In a place where players are treated as demigods and fans fill stadiums to capacity, the din almost unbearable as they cheer every ball bowled, it can be daunting.
Which is why Kagiso Rabada’s heroics, especially when you consider he is only 20-years-old and still in the formative stage of his career, in the opening One Day International on the weekend are that much more impressive.
It was left to the fast bowler to defend 11 runs off the final over of the game – in which AB de Villiers also contributed with a century – to see the visitors home by five runs for an early 1-0 lead in the five match series.
“It’s massive. It’s something he can bank in the memory for key overs in the future,” renowned sports psychologist Henning Gericke said yesterday in reference to the mental fortitude shown by the youngster.
“It just shows he had good composure and had belief in himself. He showed calmness, which is what you need when you have to put the ball in the right place.
“The challenge was massive and he responded. It’s a definite sign of mental toughness” he added.
Gericke also believes that the experience from players and support staff within the squad could be providing Rabada with the correct advice with regards to the mental approach needed to survive in international cricket.
His heroics brought back memories of current bowling coach Charl Langeveldt taking a hat trick against the West Indies at the Kingston Oval to help South Africa to a one-run win back in 2005.

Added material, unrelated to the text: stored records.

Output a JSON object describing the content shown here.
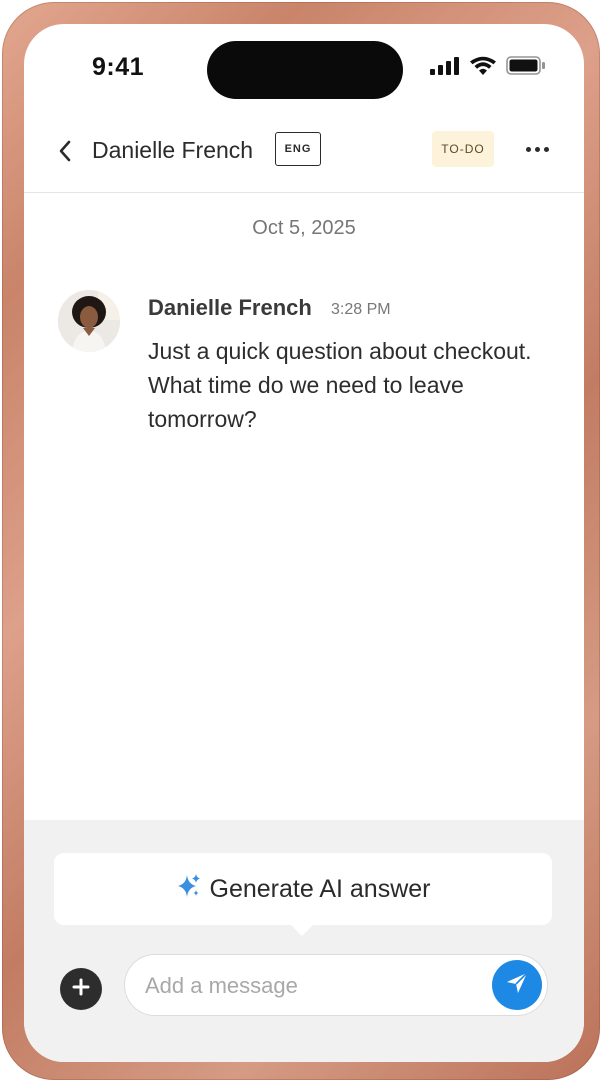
{
  "status_bar": {
    "time": "9:41",
    "icons": [
      "cellular-signal-icon",
      "wifi-icon",
      "battery-icon"
    ]
  },
  "header": {
    "back_icon": "chevron-left-icon",
    "contact_name": "Danielle French",
    "language_badge": "ENG",
    "status_badge": "TO-DO",
    "more_icon": "more-horizontal-icon"
  },
  "conversation": {
    "date_divider": "Oct 5, 2025",
    "messages": [
      {
        "sender": "Danielle French",
        "time": "3:28 PM",
        "text": "Just a quick question about checkout. What time do we need to leave tomorrow?"
      }
    ]
  },
  "composer": {
    "ai_button_label": "Generate AI answer",
    "ai_icon": "sparkle-icon",
    "add_icon": "plus-icon",
    "input_value": "",
    "input_placeholder": "Add a message",
    "send_icon": "send-icon"
  },
  "colors": {
    "frame": "#c9846a",
    "accent": "#1e88e5",
    "todo_badge_bg": "#fdf3da",
    "composer_bg": "#f1f1f1"
  }
}
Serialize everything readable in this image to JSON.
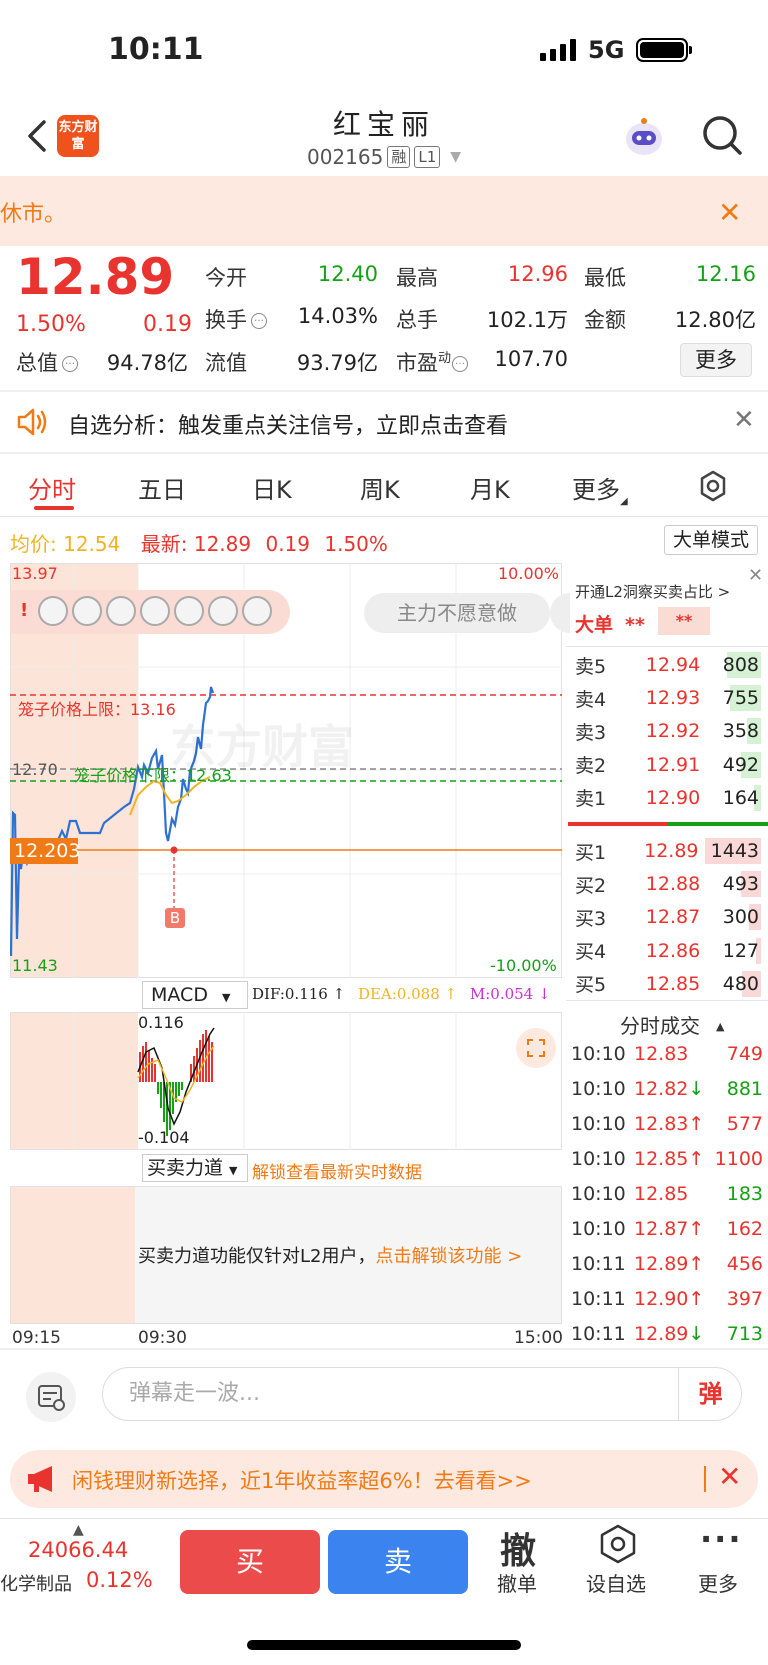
{
  "status_bar": {
    "time": "10:11",
    "network": "5G"
  },
  "header": {
    "logo_text": "东方财富",
    "title": "红宝丽",
    "code": "002165",
    "tag1": "融",
    "tag2": "L1"
  },
  "notice": {
    "text": "休市。"
  },
  "quote": {
    "price": "12.89",
    "change_pct": "1.50%",
    "change": "0.19",
    "open_label": "今开",
    "open": "12.40",
    "high_label": "最高",
    "high": "12.96",
    "low_label": "最低",
    "low": "12.16",
    "turnover_label": "换手",
    "turnover": "14.03%",
    "volume_label": "总手",
    "volume": "102.1万",
    "amount_label": "金额",
    "amount": "12.80亿",
    "mktcap_label": "总值",
    "mktcap": "94.78亿",
    "float_label": "流值",
    "float": "93.79亿",
    "pe_label": "市盈",
    "pe_sup": "动",
    "pe": "107.70",
    "more": "更多"
  },
  "analysis": {
    "text": "自选分析：触发重点关注信号，立即点击查看"
  },
  "tabs": [
    "分时",
    "五日",
    "日K",
    "周K",
    "月K",
    "更多"
  ],
  "chart": {
    "avg_label": "均价:",
    "avg": "12.54",
    "latest_label": "最新:",
    "latest": "12.89",
    "latest_change": "0.19",
    "latest_pct": "1.50%",
    "big_mode": "大单模式",
    "y_top": "13.97",
    "y_top_pct": "10.00%",
    "y_bottom": "11.43",
    "y_bottom_pct": "-10.00%",
    "y_mid": "12.70",
    "cross_price": "12.203",
    "cage_upper": "笼子价格上限：13.16",
    "cage_lower": "笼子价格下限：12.63",
    "buy_marker": "B",
    "bubble": "主力不愿意做",
    "watermark": "东方财富",
    "colors": {
      "price_line": "#2d72d2",
      "avg_line": "#f0b324",
      "up": "#e8332e",
      "down": "#16a017"
    }
  },
  "macd": {
    "select": "MACD",
    "dif": "DIF:0.116 ↑",
    "dea": "DEA:0.088 ↑",
    "m": "M:0.054 ↓",
    "top": "0.116",
    "bottom": "-0.104"
  },
  "force": {
    "select": "买卖力道",
    "unlock": "解锁查看最新实时数据",
    "msg": "买卖力道功能仅针对L2用户，",
    "msg_link": "点击解锁该功能 >"
  },
  "time_axis": [
    "09:15",
    "09:30",
    "15:00"
  ],
  "order_book": {
    "l2_text": "开通L2洞察买卖占比 >",
    "big_label": "大单",
    "big_val1": "**",
    "big_val2": "**",
    "asks": [
      {
        "label": "卖5",
        "price": "12.94",
        "vol": "808",
        "fill": 0.6
      },
      {
        "label": "卖4",
        "price": "12.93",
        "vol": "755",
        "fill": 0.55
      },
      {
        "label": "卖3",
        "price": "12.92",
        "vol": "358",
        "fill": 0.25
      },
      {
        "label": "卖2",
        "price": "12.91",
        "vol": "492",
        "fill": 0.35
      },
      {
        "label": "卖1",
        "price": "12.90",
        "vol": "164",
        "fill": 0.12
      }
    ],
    "bids": [
      {
        "label": "买1",
        "price": "12.89",
        "vol": "1443",
        "fill": 1.0
      },
      {
        "label": "买2",
        "price": "12.88",
        "vol": "493",
        "fill": 0.35
      },
      {
        "label": "买3",
        "price": "12.87",
        "vol": "300",
        "fill": 0.22
      },
      {
        "label": "买4",
        "price": "12.86",
        "vol": "127",
        "fill": 0.09
      },
      {
        "label": "买5",
        "price": "12.85",
        "vol": "480",
        "fill": 0.34
      }
    ]
  },
  "trades": {
    "title": "分时成交",
    "rows": [
      {
        "time": "10:10",
        "price": "12.83",
        "arrow": "",
        "vol": "749",
        "pc": "red",
        "vc": "red"
      },
      {
        "time": "10:10",
        "price": "12.82",
        "arrow": "↓",
        "vol": "881",
        "pc": "red",
        "vc": "green"
      },
      {
        "time": "10:10",
        "price": "12.83",
        "arrow": "↑",
        "vol": "577",
        "pc": "red",
        "vc": "red"
      },
      {
        "time": "10:10",
        "price": "12.85",
        "arrow": "↑",
        "vol": "1100",
        "pc": "red",
        "vc": "red"
      },
      {
        "time": "10:10",
        "price": "12.85",
        "arrow": "",
        "vol": "183",
        "pc": "red",
        "vc": "green"
      },
      {
        "time": "10:10",
        "price": "12.87",
        "arrow": "↑",
        "vol": "162",
        "pc": "red",
        "vc": "red"
      },
      {
        "time": "10:11",
        "price": "12.89",
        "arrow": "↑",
        "vol": "456",
        "pc": "red",
        "vc": "red"
      },
      {
        "time": "10:11",
        "price": "12.90",
        "arrow": "↑",
        "vol": "397",
        "pc": "red",
        "vc": "red"
      },
      {
        "time": "10:11",
        "price": "12.89",
        "arrow": "↓",
        "vol": "713",
        "pc": "red",
        "vc": "green"
      }
    ]
  },
  "comment": {
    "placeholder": "弹幕走一波...",
    "danmu": "弹"
  },
  "ad": {
    "text": "闲钱理财新选择，近1年收益率超6%！去看看>>"
  },
  "bottom": {
    "index_val": "24066.44",
    "index_name": "化学制品",
    "index_pct": "0.12%",
    "buy": "买",
    "sell": "卖",
    "cancel_big": "撤",
    "cancel": "撤单",
    "fav": "设自选",
    "more": "更多"
  }
}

“I worked a little bit with Charl and he’s always spoken about wanting to be in that situation and death bowling. You need to be able to deal with that pressure and embrace it. He brings something special to the bowlers in terms of being smart,” Gericke said of Langeveldt’s new role and the influence he has on the South African bowling unit.